- **TASK GOAL**
Check the records below line by line, and report how many lines include the string "Sample". No other words are needed.

- **RAW DATA**
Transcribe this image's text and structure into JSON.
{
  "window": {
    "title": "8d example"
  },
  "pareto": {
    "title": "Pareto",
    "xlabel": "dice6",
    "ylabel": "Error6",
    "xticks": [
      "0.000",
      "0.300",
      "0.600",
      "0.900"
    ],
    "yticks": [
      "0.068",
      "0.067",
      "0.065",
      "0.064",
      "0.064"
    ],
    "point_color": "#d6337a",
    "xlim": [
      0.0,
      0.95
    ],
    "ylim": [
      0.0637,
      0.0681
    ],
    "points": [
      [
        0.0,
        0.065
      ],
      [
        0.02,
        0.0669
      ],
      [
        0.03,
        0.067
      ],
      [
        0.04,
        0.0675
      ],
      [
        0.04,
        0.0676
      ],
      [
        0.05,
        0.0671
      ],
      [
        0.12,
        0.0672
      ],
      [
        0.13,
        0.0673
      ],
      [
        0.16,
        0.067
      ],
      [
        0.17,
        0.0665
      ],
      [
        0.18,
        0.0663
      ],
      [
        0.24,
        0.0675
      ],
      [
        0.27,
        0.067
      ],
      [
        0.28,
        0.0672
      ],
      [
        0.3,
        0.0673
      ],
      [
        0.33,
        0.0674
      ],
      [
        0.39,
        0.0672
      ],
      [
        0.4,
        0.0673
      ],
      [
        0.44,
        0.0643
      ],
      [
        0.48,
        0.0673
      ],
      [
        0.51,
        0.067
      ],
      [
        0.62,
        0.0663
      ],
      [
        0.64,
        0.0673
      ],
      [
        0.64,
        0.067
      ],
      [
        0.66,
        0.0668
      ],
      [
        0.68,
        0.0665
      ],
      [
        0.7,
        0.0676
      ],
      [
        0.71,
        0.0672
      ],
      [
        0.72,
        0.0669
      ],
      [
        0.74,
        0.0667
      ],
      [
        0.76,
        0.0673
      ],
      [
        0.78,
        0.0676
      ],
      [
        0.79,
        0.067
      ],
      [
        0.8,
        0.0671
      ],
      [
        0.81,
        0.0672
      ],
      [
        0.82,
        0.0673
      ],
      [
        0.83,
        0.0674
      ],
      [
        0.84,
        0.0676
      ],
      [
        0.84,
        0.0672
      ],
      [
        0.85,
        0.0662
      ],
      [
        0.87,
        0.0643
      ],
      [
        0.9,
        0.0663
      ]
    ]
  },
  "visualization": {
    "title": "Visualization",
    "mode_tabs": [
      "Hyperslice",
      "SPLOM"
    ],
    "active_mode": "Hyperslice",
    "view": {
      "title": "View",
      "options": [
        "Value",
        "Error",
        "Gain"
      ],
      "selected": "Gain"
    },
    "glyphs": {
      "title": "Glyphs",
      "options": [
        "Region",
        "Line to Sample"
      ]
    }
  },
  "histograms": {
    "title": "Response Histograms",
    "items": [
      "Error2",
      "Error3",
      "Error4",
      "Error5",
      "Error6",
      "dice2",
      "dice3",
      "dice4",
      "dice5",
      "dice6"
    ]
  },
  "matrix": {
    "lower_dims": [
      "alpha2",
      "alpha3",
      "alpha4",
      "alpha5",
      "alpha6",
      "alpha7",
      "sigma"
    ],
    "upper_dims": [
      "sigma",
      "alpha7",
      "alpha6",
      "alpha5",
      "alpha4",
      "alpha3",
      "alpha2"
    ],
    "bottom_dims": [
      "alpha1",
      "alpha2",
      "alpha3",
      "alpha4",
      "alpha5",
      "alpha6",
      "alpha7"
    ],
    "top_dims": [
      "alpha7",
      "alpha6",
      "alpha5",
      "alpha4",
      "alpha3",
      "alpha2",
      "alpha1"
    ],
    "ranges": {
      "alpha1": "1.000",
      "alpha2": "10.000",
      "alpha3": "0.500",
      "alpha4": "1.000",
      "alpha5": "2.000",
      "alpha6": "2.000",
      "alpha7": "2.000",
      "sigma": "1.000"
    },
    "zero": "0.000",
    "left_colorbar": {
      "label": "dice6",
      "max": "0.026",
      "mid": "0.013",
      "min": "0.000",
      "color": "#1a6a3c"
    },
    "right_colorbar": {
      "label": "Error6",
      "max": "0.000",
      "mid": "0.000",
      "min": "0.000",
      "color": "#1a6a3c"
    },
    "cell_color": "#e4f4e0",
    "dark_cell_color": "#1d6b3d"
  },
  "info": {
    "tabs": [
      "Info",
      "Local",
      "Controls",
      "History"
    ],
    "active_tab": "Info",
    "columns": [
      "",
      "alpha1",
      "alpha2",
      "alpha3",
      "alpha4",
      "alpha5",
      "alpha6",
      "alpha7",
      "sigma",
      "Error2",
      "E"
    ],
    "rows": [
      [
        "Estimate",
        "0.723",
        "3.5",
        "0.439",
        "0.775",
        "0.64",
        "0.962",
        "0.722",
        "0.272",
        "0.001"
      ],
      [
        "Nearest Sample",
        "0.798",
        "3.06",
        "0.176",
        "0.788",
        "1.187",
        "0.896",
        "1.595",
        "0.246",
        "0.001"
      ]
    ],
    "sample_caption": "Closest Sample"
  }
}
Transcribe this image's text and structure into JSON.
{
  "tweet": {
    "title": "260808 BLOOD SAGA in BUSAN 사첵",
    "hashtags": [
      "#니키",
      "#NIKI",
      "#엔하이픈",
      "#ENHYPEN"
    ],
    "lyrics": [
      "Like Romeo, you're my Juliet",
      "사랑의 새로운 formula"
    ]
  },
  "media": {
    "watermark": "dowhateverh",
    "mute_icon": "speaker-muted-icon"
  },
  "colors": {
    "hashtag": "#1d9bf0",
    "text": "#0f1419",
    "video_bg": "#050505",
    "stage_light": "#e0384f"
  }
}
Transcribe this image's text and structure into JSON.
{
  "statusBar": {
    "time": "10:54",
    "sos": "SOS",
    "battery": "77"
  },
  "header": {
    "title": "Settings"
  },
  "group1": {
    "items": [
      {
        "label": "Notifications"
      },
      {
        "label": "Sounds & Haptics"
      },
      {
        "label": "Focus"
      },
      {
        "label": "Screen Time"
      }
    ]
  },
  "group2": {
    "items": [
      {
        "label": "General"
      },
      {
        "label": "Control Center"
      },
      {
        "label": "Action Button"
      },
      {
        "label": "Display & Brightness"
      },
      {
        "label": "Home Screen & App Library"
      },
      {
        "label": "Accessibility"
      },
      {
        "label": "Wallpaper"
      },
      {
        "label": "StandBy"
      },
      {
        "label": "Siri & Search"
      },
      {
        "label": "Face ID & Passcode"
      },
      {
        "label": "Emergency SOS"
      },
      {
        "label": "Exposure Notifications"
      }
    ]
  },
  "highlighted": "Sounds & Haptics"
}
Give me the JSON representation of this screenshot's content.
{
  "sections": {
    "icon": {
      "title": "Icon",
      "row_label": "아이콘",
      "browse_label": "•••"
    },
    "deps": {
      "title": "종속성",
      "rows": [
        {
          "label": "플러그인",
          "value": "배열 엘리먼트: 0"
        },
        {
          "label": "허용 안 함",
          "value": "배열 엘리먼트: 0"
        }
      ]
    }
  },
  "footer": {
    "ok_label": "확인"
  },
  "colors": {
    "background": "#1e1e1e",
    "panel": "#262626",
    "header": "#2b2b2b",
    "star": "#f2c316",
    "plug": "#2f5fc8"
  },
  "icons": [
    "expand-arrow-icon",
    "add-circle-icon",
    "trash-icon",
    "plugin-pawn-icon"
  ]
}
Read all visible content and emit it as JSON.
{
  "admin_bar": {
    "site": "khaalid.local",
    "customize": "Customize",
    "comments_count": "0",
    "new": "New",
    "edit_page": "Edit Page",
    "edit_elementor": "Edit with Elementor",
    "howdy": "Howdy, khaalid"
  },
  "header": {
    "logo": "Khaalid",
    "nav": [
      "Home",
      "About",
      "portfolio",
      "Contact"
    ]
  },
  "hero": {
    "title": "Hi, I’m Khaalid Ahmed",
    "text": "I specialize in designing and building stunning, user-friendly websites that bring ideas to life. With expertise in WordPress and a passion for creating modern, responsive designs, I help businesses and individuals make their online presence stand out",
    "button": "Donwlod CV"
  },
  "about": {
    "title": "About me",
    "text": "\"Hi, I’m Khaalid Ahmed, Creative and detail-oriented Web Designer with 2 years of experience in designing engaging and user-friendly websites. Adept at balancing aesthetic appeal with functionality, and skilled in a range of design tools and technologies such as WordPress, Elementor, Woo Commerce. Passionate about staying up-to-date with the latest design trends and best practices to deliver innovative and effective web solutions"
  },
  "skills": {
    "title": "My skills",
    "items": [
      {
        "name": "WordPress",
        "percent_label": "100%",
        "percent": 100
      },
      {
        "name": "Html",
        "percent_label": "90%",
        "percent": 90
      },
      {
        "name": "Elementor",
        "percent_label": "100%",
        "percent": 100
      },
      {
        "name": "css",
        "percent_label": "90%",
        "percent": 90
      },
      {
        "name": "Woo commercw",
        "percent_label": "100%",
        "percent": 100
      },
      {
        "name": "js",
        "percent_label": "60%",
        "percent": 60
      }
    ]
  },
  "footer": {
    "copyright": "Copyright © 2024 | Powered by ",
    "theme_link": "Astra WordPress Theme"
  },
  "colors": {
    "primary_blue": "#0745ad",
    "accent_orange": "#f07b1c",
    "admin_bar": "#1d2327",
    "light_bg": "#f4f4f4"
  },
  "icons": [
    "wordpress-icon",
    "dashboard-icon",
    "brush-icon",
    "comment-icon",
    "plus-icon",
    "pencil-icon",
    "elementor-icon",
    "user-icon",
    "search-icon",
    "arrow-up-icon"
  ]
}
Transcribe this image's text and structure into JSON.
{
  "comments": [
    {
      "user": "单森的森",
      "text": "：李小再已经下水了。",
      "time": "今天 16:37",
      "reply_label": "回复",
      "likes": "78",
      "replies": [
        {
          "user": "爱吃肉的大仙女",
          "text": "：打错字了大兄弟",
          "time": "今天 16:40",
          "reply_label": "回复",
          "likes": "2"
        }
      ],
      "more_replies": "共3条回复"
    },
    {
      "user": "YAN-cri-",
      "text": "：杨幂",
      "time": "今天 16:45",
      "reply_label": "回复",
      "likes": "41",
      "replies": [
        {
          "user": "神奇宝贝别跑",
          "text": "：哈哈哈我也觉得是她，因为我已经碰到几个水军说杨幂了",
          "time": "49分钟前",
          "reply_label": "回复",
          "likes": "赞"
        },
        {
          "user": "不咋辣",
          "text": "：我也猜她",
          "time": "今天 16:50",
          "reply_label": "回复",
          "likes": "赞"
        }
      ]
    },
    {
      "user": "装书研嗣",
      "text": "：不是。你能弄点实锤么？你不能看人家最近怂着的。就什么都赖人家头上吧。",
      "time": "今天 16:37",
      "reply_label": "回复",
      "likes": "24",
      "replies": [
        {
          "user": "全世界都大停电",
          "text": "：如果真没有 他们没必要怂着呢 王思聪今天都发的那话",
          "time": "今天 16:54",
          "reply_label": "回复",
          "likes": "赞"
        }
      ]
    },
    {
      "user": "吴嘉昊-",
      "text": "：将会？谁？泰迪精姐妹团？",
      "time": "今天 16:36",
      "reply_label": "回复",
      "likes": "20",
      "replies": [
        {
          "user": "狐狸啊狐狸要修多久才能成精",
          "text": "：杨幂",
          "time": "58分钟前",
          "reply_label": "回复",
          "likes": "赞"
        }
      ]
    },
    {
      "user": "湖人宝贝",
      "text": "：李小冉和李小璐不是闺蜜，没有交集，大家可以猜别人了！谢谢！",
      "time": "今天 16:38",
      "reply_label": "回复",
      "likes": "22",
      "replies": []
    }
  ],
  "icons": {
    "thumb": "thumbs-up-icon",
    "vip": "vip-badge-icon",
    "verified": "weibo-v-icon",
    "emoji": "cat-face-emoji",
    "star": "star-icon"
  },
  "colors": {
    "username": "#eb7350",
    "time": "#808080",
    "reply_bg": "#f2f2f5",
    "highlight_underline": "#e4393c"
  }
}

- **ANSWER SPACE**
3